What is being asked
Your answer consists of the lines in the data that contain "true". Copy each of them.

(Interface dataset entries)
◆ ◆ ◆ ◆ ◆ ◆ ◆

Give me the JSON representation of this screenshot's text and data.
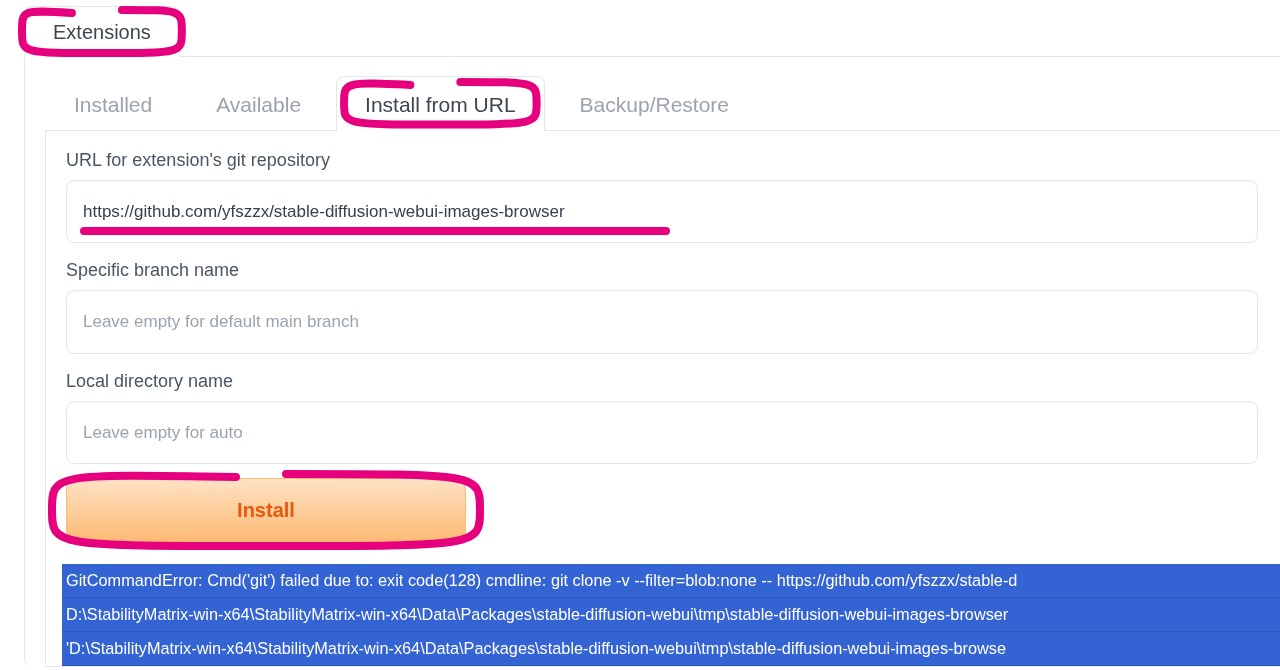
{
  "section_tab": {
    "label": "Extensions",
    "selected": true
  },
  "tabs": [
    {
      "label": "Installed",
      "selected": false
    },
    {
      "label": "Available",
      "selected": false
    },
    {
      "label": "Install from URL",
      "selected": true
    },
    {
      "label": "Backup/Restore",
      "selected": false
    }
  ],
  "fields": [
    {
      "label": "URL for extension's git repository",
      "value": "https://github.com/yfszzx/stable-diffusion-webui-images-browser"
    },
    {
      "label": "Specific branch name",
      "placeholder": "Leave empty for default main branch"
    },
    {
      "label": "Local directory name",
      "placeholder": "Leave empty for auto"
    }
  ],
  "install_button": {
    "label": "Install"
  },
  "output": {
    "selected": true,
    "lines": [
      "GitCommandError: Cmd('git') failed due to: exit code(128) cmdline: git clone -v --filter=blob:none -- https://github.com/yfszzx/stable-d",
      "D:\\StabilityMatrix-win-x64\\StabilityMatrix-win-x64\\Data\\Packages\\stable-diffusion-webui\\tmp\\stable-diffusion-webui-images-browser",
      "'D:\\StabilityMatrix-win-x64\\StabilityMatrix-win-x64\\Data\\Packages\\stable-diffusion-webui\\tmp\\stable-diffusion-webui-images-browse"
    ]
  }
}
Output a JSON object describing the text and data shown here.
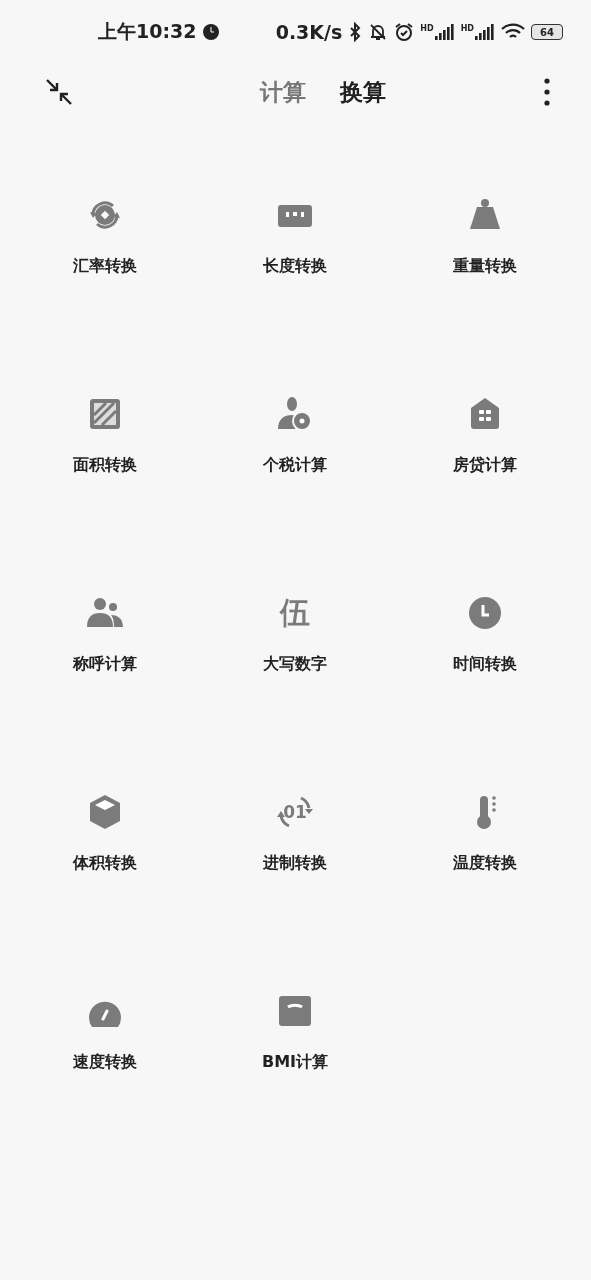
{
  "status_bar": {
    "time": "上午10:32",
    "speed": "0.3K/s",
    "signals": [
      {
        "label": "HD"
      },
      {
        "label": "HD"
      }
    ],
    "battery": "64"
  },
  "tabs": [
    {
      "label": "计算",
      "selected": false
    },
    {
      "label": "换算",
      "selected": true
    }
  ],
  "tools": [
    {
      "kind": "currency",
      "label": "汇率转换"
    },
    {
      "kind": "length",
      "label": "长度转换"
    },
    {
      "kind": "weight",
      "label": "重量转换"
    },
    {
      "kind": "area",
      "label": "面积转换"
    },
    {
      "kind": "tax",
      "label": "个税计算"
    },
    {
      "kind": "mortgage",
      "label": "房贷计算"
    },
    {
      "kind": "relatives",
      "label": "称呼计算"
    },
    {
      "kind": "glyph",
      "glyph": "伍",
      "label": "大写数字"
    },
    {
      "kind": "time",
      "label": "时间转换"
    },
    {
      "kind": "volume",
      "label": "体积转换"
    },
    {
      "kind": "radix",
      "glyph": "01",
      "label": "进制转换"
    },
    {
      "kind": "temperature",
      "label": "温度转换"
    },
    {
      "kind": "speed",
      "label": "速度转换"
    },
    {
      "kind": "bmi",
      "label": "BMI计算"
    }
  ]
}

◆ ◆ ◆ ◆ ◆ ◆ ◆

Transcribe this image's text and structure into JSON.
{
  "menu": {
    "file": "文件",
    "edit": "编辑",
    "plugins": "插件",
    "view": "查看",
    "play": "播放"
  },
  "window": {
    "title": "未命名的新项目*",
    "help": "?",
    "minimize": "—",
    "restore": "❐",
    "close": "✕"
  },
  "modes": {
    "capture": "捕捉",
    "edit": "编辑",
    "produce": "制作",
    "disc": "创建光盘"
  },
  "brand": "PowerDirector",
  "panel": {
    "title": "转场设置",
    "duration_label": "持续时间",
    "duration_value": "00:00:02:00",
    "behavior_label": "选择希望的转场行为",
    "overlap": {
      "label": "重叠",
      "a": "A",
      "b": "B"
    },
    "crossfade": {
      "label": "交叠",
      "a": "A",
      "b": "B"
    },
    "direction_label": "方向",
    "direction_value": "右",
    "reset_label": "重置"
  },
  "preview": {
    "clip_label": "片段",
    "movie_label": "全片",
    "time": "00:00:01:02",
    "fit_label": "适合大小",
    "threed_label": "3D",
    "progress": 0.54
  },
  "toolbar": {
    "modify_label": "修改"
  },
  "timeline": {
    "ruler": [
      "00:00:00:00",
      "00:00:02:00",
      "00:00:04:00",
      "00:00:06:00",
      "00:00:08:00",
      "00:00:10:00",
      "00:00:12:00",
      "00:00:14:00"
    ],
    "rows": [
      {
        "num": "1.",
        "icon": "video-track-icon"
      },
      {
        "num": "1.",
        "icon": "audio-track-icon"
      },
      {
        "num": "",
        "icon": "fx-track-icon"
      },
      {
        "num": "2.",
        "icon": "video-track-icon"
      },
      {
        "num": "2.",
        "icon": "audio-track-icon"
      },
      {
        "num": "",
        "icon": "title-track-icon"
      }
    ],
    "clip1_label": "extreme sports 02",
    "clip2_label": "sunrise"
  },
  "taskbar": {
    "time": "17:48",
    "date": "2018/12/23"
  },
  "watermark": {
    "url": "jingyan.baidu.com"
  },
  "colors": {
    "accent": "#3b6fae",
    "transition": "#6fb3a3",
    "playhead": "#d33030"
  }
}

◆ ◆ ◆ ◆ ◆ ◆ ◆

Written answer
    "selected": true
      "selected": true
    "selected": true,
      "selected": true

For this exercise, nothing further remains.